(Our first outing in China)
The next two years would be overwhelmingly difficult as Lola learned to trust us as her family. There was so much hurt, so much trauma and she truly didn’t understand the concept of a family. This period carries a lot of darkness and much of it remains a struggle that we don’t share publicly.
In Lola’s fourth grade year a flyer was sent home for Cross Country. In an effort to help Lola discover a sport that she could excel in, I signed her up. I had read about guide runners and thought surely we could find one easily and Lola could compete and find her place in athletics. I’m a huge believer in youth sports and how important they are to the development of children. Finding a consistent guide runner that Lola could trust became a huge challenge. It’s hard to expect a volunteer to train with a child and be available for events on the weekend. Additionally, ensuring our connection wasn’t hindered by another person in our life was an issue. As I searched my brain for a solution I realized that the best guide runner was… me. I had other motives as well, I was after a creative way to connect with my daughter who still wasn’t all that sure about me.

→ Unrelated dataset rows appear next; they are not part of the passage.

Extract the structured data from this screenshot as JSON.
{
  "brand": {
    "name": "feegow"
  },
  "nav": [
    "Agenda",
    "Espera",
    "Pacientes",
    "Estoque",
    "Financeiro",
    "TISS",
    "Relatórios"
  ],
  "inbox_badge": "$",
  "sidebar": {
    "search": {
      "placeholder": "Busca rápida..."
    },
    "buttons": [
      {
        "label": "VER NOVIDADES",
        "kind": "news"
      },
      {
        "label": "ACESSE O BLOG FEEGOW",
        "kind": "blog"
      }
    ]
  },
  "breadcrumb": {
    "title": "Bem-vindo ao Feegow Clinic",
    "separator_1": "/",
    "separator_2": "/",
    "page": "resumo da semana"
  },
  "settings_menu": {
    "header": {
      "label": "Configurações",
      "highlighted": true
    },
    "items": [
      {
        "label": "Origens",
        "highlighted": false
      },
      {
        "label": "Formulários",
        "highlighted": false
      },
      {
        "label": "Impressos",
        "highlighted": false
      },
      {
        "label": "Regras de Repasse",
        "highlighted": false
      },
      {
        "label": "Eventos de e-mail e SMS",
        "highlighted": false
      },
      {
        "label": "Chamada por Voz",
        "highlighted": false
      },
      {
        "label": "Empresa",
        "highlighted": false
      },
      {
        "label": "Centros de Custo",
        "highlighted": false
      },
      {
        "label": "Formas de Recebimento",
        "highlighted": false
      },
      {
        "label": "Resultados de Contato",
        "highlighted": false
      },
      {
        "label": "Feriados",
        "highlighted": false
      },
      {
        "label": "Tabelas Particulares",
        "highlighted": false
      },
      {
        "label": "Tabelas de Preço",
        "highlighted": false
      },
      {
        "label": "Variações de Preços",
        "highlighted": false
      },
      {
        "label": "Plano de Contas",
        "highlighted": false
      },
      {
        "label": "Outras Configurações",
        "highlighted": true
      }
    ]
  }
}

Lola is now in the 6th grade, middle school Cross Country is highly competitive and she has a natural ability to run. I have been able to continue as her guide runner, despite my older legs and limited time to train. This year she had several top ten finishes and we began a new method of running hard together until just before the finish line. I could tell as the season moved forward that she wanted to finish on her own. And man, when I really thought about that in reference to life it just about knocked me over. Here I am, paving the way for her, training with her, running every step with her and as we approach I have to let go and shout “keep running straight!”
It’s possible, and it has happened, that she can lose some speed when I let go. She can also veer off in the wrong direction. A lot can go wrong when I let go because she can’t see what’s in front of her. But she KNOWS what’s possible if she takes what she’s learned and experienced and runs straight ahead. When she does that, she makes it on her own. The end of a race is ugly, you’re depleted, thirsty and often times in pain… but that’s when you empty out what you have and finish strong. (How many parents are feeling that way RIGHT NOW?)
With adoption we fight a little harder for our kids. There are some extra miles we run with them. But man, if we are consistent, if we don’t give up, if we look for the most creative ways to connect and empower… eventually we can let go for a second and watch them fly. I don’t know what you’re going through today, I don’t know where you are on this journey… but our kids have so much potential locked away inside and with God’s grace we can equip them to find it and use it. Never give up, your race might look different than mine, but I’m cheering you on from afar KNOWING that a strong finish is possible.
If you are interested in learning more about children currently waiting for families click here to learn more and view waiting child listings.
Images courtesy of “The Running Bison” a site dedicated to the captured moments of Station Camp Cross Country athletes.